He currently refuses to accept a bottle or cup, only happy to drink from the breast as and when he chooses.  Thankfully he has a healthy appetite for solids now so I guess he can snack in between his meal to ensure he doesn't go hungry.

And then there's the sleeping issue.  The Baby HATES being in his cot for more than the five minutes it takes me to nip to the loo leaving him to explore the cot and leaving me knowing he is safe.  There is no way he would sleep in there. No Sir-ee. No sleeping in the cot for The Baby. We've indulged his preference. Co-sleeping at night and letting him nap on our laps or in his pushchair during the day.  But with me at work, will the people looking after The Baby be quite so generous in indulging these sleepimg tendancies?
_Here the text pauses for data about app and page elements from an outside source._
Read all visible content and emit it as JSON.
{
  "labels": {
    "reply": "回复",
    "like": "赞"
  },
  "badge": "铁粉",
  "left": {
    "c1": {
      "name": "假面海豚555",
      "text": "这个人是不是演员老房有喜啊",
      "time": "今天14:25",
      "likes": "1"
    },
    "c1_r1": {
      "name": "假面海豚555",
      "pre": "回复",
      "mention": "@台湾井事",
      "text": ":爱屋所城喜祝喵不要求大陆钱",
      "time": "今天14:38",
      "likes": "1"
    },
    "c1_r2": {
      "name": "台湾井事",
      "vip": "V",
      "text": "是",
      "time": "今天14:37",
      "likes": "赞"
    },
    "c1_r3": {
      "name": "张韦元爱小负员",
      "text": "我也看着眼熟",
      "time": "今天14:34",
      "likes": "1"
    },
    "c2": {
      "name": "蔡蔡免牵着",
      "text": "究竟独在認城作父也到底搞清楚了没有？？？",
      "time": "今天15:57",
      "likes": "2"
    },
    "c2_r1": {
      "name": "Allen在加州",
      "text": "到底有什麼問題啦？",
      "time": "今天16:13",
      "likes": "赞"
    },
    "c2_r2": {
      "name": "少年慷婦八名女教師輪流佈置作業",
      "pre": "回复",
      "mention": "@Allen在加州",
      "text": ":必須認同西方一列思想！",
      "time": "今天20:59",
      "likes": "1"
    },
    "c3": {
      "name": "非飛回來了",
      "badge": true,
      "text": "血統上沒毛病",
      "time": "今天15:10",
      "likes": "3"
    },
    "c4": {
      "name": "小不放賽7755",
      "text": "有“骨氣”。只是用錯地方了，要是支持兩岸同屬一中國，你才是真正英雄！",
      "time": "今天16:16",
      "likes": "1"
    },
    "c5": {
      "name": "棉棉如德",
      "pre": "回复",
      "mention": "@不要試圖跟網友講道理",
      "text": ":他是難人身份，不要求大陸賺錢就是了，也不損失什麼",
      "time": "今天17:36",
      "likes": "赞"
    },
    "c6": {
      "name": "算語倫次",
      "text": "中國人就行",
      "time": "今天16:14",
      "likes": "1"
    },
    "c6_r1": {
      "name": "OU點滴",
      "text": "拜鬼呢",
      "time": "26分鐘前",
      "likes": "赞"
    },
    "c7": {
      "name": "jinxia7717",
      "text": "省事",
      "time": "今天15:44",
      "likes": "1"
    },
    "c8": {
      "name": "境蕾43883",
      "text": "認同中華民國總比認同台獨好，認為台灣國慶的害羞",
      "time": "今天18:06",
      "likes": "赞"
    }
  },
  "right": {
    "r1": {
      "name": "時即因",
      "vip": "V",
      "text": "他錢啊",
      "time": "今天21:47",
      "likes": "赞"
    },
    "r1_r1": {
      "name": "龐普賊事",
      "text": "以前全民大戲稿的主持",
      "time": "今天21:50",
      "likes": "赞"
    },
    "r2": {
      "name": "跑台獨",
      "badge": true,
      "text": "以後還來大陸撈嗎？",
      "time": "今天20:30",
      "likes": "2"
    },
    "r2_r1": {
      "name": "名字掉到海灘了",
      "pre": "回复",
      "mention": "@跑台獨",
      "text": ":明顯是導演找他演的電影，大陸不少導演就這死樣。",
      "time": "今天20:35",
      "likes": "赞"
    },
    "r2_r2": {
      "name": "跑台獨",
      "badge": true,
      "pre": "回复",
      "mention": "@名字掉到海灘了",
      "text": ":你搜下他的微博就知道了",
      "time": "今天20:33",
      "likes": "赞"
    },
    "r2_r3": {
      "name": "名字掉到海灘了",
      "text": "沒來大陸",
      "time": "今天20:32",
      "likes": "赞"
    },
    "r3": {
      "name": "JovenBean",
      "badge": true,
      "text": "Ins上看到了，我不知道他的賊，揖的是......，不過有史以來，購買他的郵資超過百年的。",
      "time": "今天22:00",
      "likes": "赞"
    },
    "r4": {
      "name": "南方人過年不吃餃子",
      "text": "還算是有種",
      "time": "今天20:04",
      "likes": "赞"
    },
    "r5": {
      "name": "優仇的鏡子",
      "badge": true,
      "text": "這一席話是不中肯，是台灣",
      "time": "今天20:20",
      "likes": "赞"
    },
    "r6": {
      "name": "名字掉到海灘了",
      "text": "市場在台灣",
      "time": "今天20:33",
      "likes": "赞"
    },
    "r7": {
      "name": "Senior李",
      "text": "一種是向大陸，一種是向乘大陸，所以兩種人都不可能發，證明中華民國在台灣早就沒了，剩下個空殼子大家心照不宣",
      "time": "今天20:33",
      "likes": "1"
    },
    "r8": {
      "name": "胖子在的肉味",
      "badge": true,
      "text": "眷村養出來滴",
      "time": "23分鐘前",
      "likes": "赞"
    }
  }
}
We're hoping that due to the generous offers of support from our families that we will be able to avoid needing to use a nursery.  Which leave me both grateful, and, with a number of concerns.

How will The Baby respond to being with different people each day?  Will we be consistent - ie. do things in the way that I do them?!  I know that The Female Parent (aka my mum) may find this a struggle, preferring her own way to the inferior ways of others.  Ahh , so that's where I get it from...

*pauses for moment of self realisation* ;-) 

*considers world-war-scale possible fall out from potential clashes with The Female parent over parenting issues*

Will the (aging) Parents really be able to cope with The (headstrong) Baby who is constantly on the move, into everything and really quite demanding of attention?  Is it fair to ask them them to help us out in this way?  It's hard to say 'n'o to isn't it so should we even place them in that position?

Maybe a day (or two) in Nursery would be good for The Baby?  Friends have shared very positive experiences of the Nursery we would choose to use - although I'm guessing we may struggle at this late stage to get a place in the immediate future.  Is The Baby missing out if he doesn'tregularly go and mix freely with other babies?  Or can this wait until he's older as it did when The Eight Year Old - and he's turned out alright.

AAAARRRGGGGHHHH  my head may explode!!!! 


And breath.

Looking at the positives, I am really looking forward to baby-free lunchs with friends.  The luxury of regularly having the opportunity to relax and chat over a lazy latte whilst putting the world to rights is a very appealing prospect.

And although I'm not someone who would ever get bored of being at  home - so many things I like to do to occupy more hours than there are in the day - I am looking forward to getting my brain back into a different gear and mixing with more of the adult population again.

If only I knew the job I'll be doing when I return then I'd almost be looking forward to it.  Unfortunately, my  previous job, the one that I really enjoyed, got 'swallowed up' in a reorganisation that took place whilst I had my head in the baby-clouds. I didn't come out of the whole thing particularly well.  However, I'm facing that one head-on.  I have an interview next week for a new role that I'd really like to do so wish me luck!

Either way, I'm only going to be working for two and a half days a week and a person can do anything for a couple of days a week right?  And working part-time creates a nice balance doesn't it?  At least it does if you overlook the feelings of not doing your job properly and not fufilling your role as a mum well enough.

I shouldn't even think about complaining really.  I have a decent, interesting job that pays relatively well waiting for me offering me a working pattern to suit my needs and enabling my family to eat.  When you look at it like that...

In the meantime I am doing my best to avoid a long drawn out version of the  'Sunday evening back to work tomorrow' feeling.  I still have over five weeks left before I return to work and i plan to enjoy every moment!

So tell me, any  working parents out there who returned to work after being a 'stay at home' Mum or Dad?  How did you feel about going back to work?  Any advice for me?